Used On: 300 Series, Limited Editions, Custom Models
Tasmanian blackwood is an acacia wood species that is sometimes compared to Hawaiian koa, another acacia species. Its tonal range is similar to both koa and mahogany, featuring a strong midrange focus that is dry, clear and warm, with a splash of top-end shimmer and richness comparable to Indian rosewood.
The overall volume and projection are strong. Blackwood also is sourced from forests that are responsibly managed, making it a sustainable wood for guitar making.
Goes Well With: Different playing styles, depending on the body style and top pairing. A cedar top will help bring out a springy, woody, warm low end with a rich overtone complement that fingerstylists may really enjoy.
Stronger strummers and flatpickers will match up well with a bigger body and might be better suited with a spruce top.
Expression System 2 (ES2)
The Expression System® 2 captures more of a guitar’s dynamic properties using a breakthrough behind-the-saddle design
The Taylor Expression System® 2 (ES2) is a revolutionary pickup design that delivers the latest in Taylor’s ongoing innovation in acoustic guitar amplification.
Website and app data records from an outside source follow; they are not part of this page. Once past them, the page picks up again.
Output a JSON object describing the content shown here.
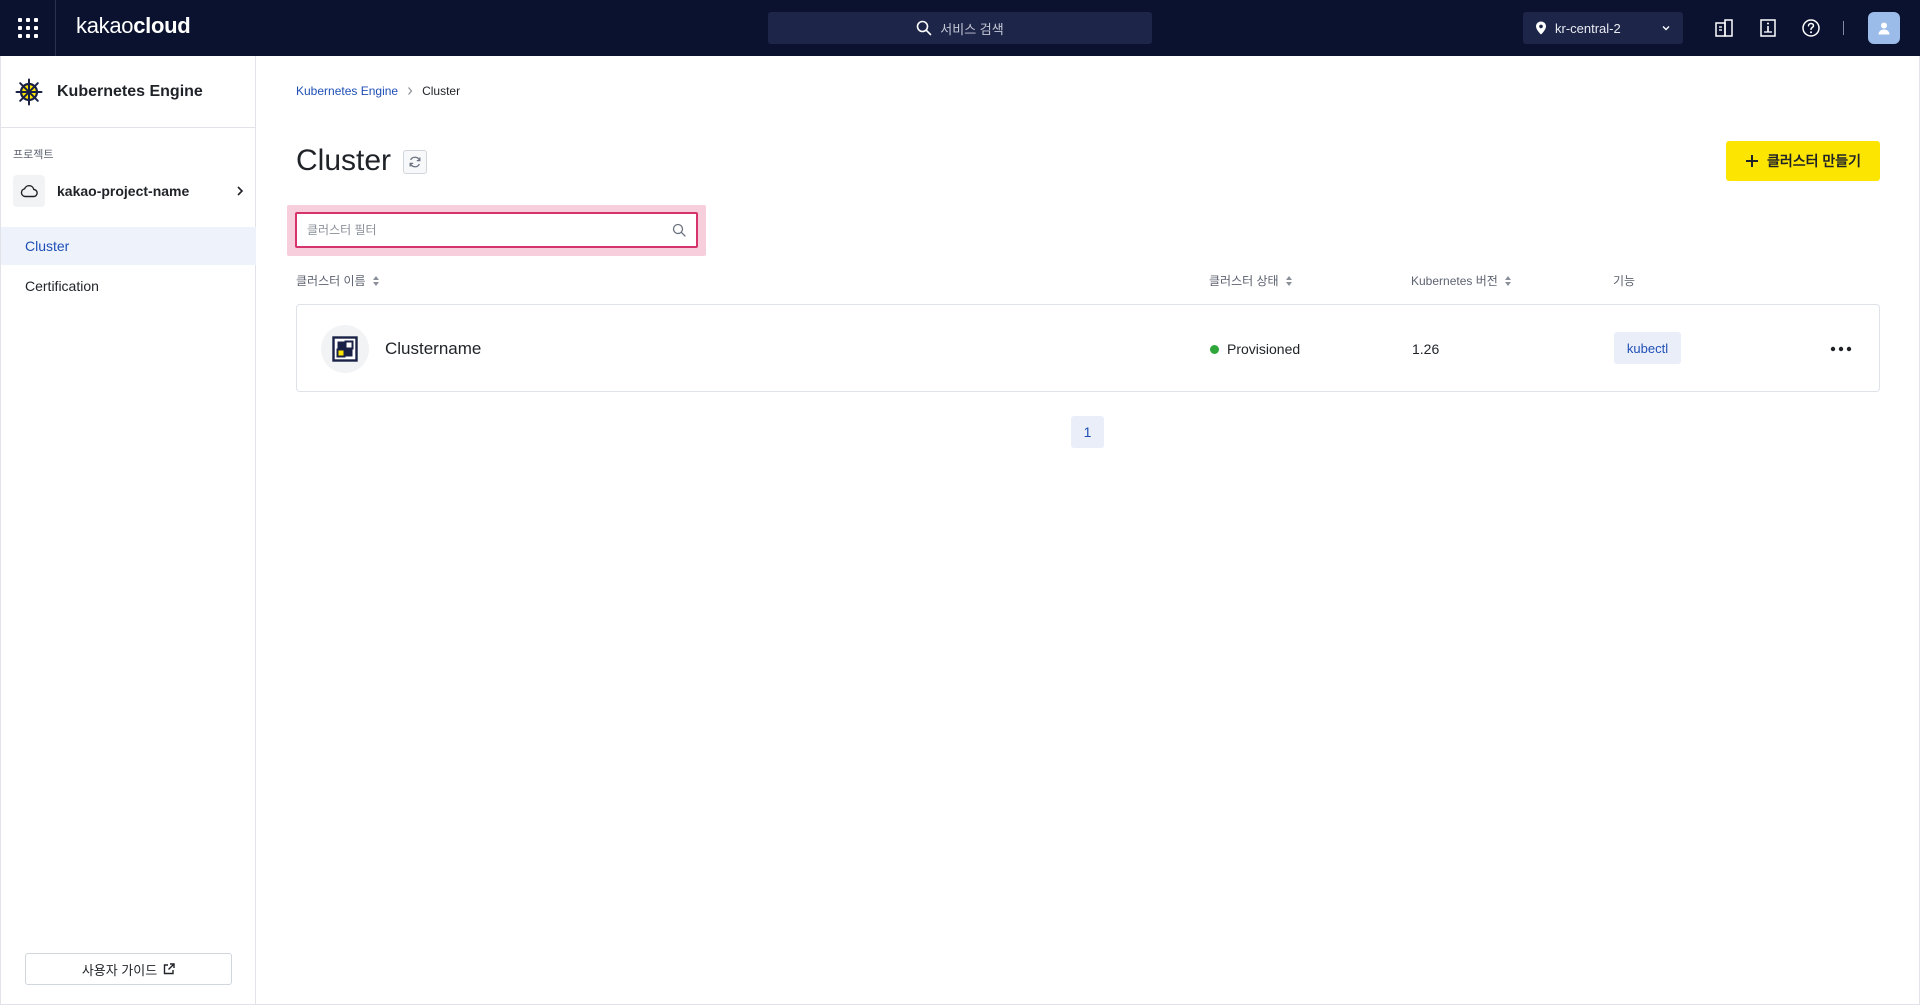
{
  "topbar": {
    "brand_light": "kakao",
    "brand_bold": "cloud",
    "search_placeholder": "서비스 검색",
    "region": "kr-central-2"
  },
  "sidebar": {
    "service_title": "Kubernetes Engine",
    "project_label": "프로젝트",
    "project_name": "kakao-project-name",
    "items": [
      {
        "label": "Cluster",
        "active": true
      },
      {
        "label": "Certification",
        "active": false
      }
    ],
    "guide_label": "사용자 가이드"
  },
  "main": {
    "breadcrumb": [
      "Kubernetes Engine",
      "Cluster"
    ],
    "title": "Cluster",
    "create_button": "클러스터 만들기",
    "filter_placeholder": "클러스터 필터",
    "columns": [
      "클러스터 이름",
      "클러스터 상태",
      "Kubernetes 버전",
      "기능"
    ],
    "rows": [
      {
        "name": "Clustername",
        "status": "Provisioned",
        "version": "1.26",
        "feature": "kubectl"
      }
    ],
    "pagination": {
      "current": "1"
    }
  },
  "colors": {
    "topbar_bg": "#0b1230",
    "accent_yellow": "#fce500",
    "link_blue": "#1f4fb6",
    "status_green": "#2ea63a",
    "highlight_pink": "#d6336c"
  }
}
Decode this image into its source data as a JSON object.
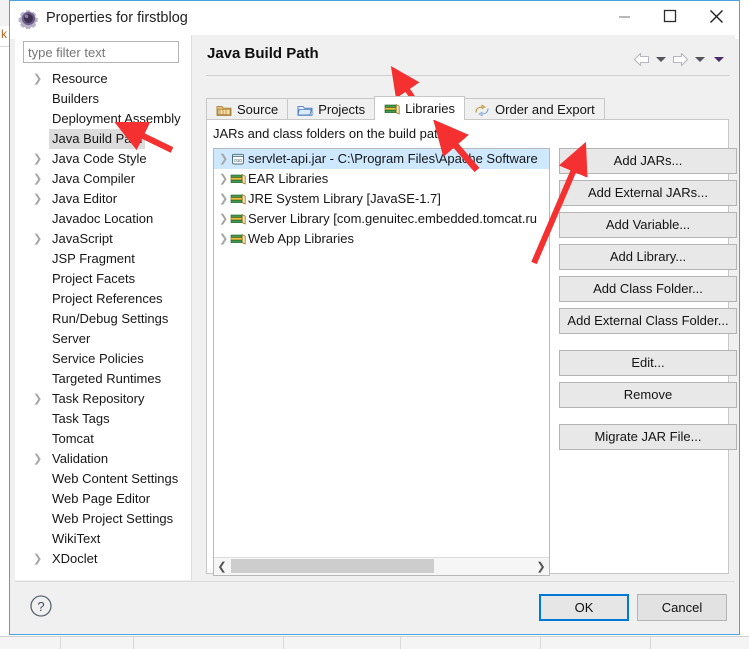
{
  "window": {
    "title": "Properties for firstblog",
    "icon": "gear-icon",
    "minimize_label": "—",
    "maximize_label": "□",
    "close_label": "✕",
    "border_color": "#4aa3df"
  },
  "sidebar": {
    "filter": {
      "value": "",
      "placeholder": "type filter text"
    },
    "items": [
      {
        "label": "Resource",
        "expandable": true,
        "selected": false
      },
      {
        "label": "Builders",
        "expandable": false,
        "selected": false
      },
      {
        "label": "Deployment Assembly",
        "expandable": false,
        "selected": false
      },
      {
        "label": "Java Build Path",
        "expandable": false,
        "selected": true
      },
      {
        "label": "Java Code Style",
        "expandable": true,
        "selected": false
      },
      {
        "label": "Java Compiler",
        "expandable": true,
        "selected": false
      },
      {
        "label": "Java Editor",
        "expandable": true,
        "selected": false
      },
      {
        "label": "Javadoc Location",
        "expandable": false,
        "selected": false
      },
      {
        "label": "JavaScript",
        "expandable": true,
        "selected": false
      },
      {
        "label": "JSP Fragment",
        "expandable": false,
        "selected": false
      },
      {
        "label": "Project Facets",
        "expandable": false,
        "selected": false
      },
      {
        "label": "Project References",
        "expandable": false,
        "selected": false
      },
      {
        "label": "Run/Debug Settings",
        "expandable": false,
        "selected": false
      },
      {
        "label": "Server",
        "expandable": false,
        "selected": false
      },
      {
        "label": "Service Policies",
        "expandable": false,
        "selected": false
      },
      {
        "label": "Targeted Runtimes",
        "expandable": false,
        "selected": false
      },
      {
        "label": "Task Repository",
        "expandable": true,
        "selected": false
      },
      {
        "label": "Task Tags",
        "expandable": false,
        "selected": false
      },
      {
        "label": "Tomcat",
        "expandable": false,
        "selected": false
      },
      {
        "label": "Validation",
        "expandable": true,
        "selected": false
      },
      {
        "label": "Web Content Settings",
        "expandable": false,
        "selected": false
      },
      {
        "label": "Web Page Editor",
        "expandable": false,
        "selected": false
      },
      {
        "label": "Web Project Settings",
        "expandable": false,
        "selected": false
      },
      {
        "label": "WikiText",
        "expandable": false,
        "selected": false
      },
      {
        "label": "XDoclet",
        "expandable": true,
        "selected": false
      }
    ]
  },
  "page": {
    "title": "Java Build Path",
    "nav": {
      "back_icon": "back-arrow-icon",
      "back_caret_icon": "chevron-down-icon",
      "forward_icon": "forward-arrow-icon",
      "forward_caret_icon": "chevron-down-icon",
      "menu_caret_icon": "chevron-down-icon"
    },
    "tabs": [
      {
        "label": "Source",
        "icon": "source-folder-icon",
        "active": false
      },
      {
        "label": "Projects",
        "icon": "projects-folder-icon",
        "active": false
      },
      {
        "label": "Libraries",
        "icon": "libraries-books-icon",
        "active": true
      },
      {
        "label": "Order and Export",
        "icon": "order-export-icon",
        "active": false
      }
    ],
    "body_label": "JARs and class folders on the build path:",
    "entries": [
      {
        "label": "servlet-api.jar - C:\\Program Files\\Apache Software",
        "icon": "jar-icon",
        "selected": true,
        "expandable": true
      },
      {
        "label": "EAR Libraries",
        "icon": "library-books-icon",
        "selected": false,
        "expandable": true
      },
      {
        "label": "JRE System Library [JavaSE-1.7]",
        "icon": "library-books-icon",
        "selected": false,
        "expandable": true
      },
      {
        "label": "Server Library [com.genuitec.embedded.tomcat.ru",
        "icon": "library-books-icon",
        "selected": false,
        "expandable": true
      },
      {
        "label": "Web App Libraries",
        "icon": "library-books-icon",
        "selected": false,
        "expandable": true
      }
    ],
    "scrollbar": {
      "left_arrow": "❮",
      "right_arrow": "❯"
    },
    "buttons": [
      {
        "label": "Add JARs...",
        "gap": false
      },
      {
        "label": "Add External JARs...",
        "gap": false
      },
      {
        "label": "Add Variable...",
        "gap": false
      },
      {
        "label": "Add Library...",
        "gap": false
      },
      {
        "label": "Add Class Folder...",
        "gap": false
      },
      {
        "label": "Add External Class Folder...",
        "gap": false
      },
      {
        "label": "Edit...",
        "gap": true
      },
      {
        "label": "Remove",
        "gap": false
      },
      {
        "label": "Migrate JAR File...",
        "gap": true
      }
    ]
  },
  "footer": {
    "help_icon": "help-question-icon",
    "ok_label": "OK",
    "cancel_label": "Cancel"
  },
  "annotations": {
    "color": "#f43030",
    "arrows": [
      {
        "name": "arrow-to-java-build-path",
        "points_to": "Java Build Path"
      },
      {
        "name": "arrow-to-libraries-tab",
        "points_to": "Libraries"
      },
      {
        "name": "arrow-to-servlet-api-entry",
        "points_to": "servlet-api.jar"
      },
      {
        "name": "arrow-to-add-external-jars",
        "points_to": "Add External JARs..."
      }
    ]
  }
}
The heart of the Expression System 2 is Taylor’s patented behind-the-saddle pickup, which features three uniquely positioned and individually calibrated pickup sensors. The location of the sensors enables a more dynamic range of acoustic sound to be captured than ever before.
Together with Taylor’s custom-designed “professional audio”-grade preamp, this system produces exceptional amplified tone and responsiveness. On stage through a PA, plugged into your favorite acoustic amplifier, or direct into recording software, the Expression System 2 faithfully conveys the voice of your Taylor guitar.
Behind the ES2 Design: Rethinking the Piezo Pickup
For decades, piezo-electric transducers have been positioned under the saddle of a guitar based on the long-held belief that the string and top vibration cause the saddle to “bounce” up and down. But Taylor’s electronics team, led by developer David Hosler, discovered that the vertical movement is actually heavily restricted, and that the saddle gets “locked down” due to the string tension’s downward pressure.
That’s why a traditional under-saddle pickup with piezo-electric crystals often responds with a sound often characterized as thin, brittle, brash or synthetic, especially with more aggressive playing.
The saddle’s natural range of movement as the guitar is being played is actually back and forth like a pendulum. That revelation led Taylor’s design team to relocate the crystals from under the saddle to behind it.
The new positioning enables the crystals to respond more naturally to the guitar’s energy as it is transferred through the saddle. Three pickup sensors are installed behind the saddle, through the bridge, with three tiny Allen screws that calibrate the position of the sensors in relation to the saddle.
Like the original Expression System, the ES2 features the same volume and tone control knobs. The preamp is similar but with a slightly different gain structure. As a result it will be about 25 percent hotter, which is more in line with other pickups. This makes it plug-and-play friendly both for artists and live sound mixers.